WASHINGTON (PAI) – The Association of Flight Attendants-CWA (AFA-CWA) will appeal its narrow loss in the union recognition vote at the “New Delta” airlines, saying its campaign fell victim to massive management intimidation and Delta’s use of computers to track workers’ votes, among other things.
In results announced Nov. 3, AFA-CWA received 8,778 votes, or 46.8 percent. of flight attendants at the carrier. The new Delta was formed in 2008 when red-state, virtually non-union, Delta devoured blue-state, wall-to-wall union, Northwest Airlines.
Some 20,000 flight attendants, 8,000 from Northwest, the rest from the old Delta, were eligible to vote.
“No union” received 9,544 votes (50.9%), while other unions not even in the race, including the Teamsters, Transport Workers and Machinists, got 249.
“Valid vote for representation,” with no union named, got 189.
The apparent loss was AFA-CWA’s third at “New Delta,” but the first under new election rules announced by the National Mediation Board (NMB), which governs airline labor-management relations. The new rules require unions to win a simple majority of those voting to obtain recognition for the leader among them (AFA-CWA in this case), rather than a “50 percent plus 1” majority of everyone in the bargaining unit.
“In the face of the largest anti-union campaign the nation has ever seen, Delta flight attendants came within 328 votes of having a union,” said retiring AFA-CWA President Pat Friend, referring to the combined 9,216 votes all the unions got. “The amount of intimidation was unprecedented.”
Union counsel Ed Gilmartin said AFA-CWA would file objections to the election with the NMB within two weeks, detailing not just intimidation by supervisors, personal letters, e-mails and other communications, but also Delta’s use of the computer system.

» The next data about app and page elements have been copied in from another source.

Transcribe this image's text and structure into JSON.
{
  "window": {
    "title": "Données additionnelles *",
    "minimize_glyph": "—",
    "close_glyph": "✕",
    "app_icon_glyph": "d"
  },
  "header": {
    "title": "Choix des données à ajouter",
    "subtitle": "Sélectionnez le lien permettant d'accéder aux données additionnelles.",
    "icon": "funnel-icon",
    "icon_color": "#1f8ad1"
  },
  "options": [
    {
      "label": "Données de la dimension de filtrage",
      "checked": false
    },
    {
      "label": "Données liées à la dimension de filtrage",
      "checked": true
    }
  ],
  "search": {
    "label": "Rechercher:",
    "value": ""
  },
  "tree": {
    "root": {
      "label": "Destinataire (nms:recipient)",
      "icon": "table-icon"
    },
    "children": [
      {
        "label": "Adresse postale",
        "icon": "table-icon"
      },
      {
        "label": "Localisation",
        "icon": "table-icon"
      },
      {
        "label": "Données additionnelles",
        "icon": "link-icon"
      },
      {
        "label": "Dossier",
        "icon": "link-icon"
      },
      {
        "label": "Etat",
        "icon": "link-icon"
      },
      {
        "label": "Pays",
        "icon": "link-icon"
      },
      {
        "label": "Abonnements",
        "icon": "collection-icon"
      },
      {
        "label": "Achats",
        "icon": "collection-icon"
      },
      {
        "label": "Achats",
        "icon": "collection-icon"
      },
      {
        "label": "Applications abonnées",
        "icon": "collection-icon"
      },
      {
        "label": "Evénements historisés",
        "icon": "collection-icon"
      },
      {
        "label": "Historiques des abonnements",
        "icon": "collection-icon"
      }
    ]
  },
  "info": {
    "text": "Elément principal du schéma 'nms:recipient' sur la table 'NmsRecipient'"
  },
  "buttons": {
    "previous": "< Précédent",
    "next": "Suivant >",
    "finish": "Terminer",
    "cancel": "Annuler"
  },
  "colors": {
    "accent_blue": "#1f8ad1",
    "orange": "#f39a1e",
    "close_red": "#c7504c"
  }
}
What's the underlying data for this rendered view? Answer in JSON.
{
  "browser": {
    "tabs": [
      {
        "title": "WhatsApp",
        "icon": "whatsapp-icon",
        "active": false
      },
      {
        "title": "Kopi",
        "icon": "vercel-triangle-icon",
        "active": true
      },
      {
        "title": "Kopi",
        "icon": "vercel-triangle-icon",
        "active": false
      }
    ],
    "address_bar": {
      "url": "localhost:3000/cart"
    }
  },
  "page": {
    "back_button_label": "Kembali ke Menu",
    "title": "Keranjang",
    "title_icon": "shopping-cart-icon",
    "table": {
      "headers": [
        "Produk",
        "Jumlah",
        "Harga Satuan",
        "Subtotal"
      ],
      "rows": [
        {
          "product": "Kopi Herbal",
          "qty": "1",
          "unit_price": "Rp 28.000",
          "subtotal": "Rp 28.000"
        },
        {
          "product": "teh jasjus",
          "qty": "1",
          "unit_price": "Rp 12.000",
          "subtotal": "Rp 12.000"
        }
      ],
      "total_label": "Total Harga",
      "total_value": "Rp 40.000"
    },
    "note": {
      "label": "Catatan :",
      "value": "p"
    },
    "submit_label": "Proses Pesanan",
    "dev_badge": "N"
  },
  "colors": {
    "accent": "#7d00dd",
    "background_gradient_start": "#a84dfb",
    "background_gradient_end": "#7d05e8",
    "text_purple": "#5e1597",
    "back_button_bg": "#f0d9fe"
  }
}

Relying on past testimony from Delta’s own computer expert, Gilmartin explained that Delta urged flight attendants to use its internal computer network, DeltaNet, which they must use to sign in for work, to vote. The flight attendant would sign in on DeltaNet, which was festooned with pop-ups subtly conveying the company’s line-and then use it to transfer to the NMB’s site for the electronic vote.
But since DeltaNet can also track an individual user’s preferences, Gilmartin said, there is the possibility that it can track an individual flight attendant’s votes – by registering the voter’s keystrokes.
Flight attendants speaking at the telephone press conference described more traditional forms of management intimidation found in anti-union campaigns. Friend noted those actions violate the “laboratory conditions” for the election that federal law requires and that Delta’s CEO promised.
The violations included one-on-one meetings, supervisors asking workers directly how they would vote, anti-union posters and notices “every 10 feet” in the flight lounges, and a campaign of intimidation “that crossed the line” the law draws, Friend said.
Gilmartin noted a precedent for NMB overturning the AFA-CWA vote at the “New Delta” and ordering an investigation into the labor law violations there, followed by a new election. He said the Machinists lost a vote among a small group of Delta’s flight simulator technicians in August and that they had also experienced many of the same management tactics. NMB has launched a probe of that vote, too, Gilmartin said.
Photo: Union organizer Rev. Gregory Williams leads Delta Air Lines flight attendants in an attempt to deliver a letter to CEO Richard Anderson, Sept. 29, at the airline’s headquarters in Hapeville, Ga. Erik S. Lesser/AP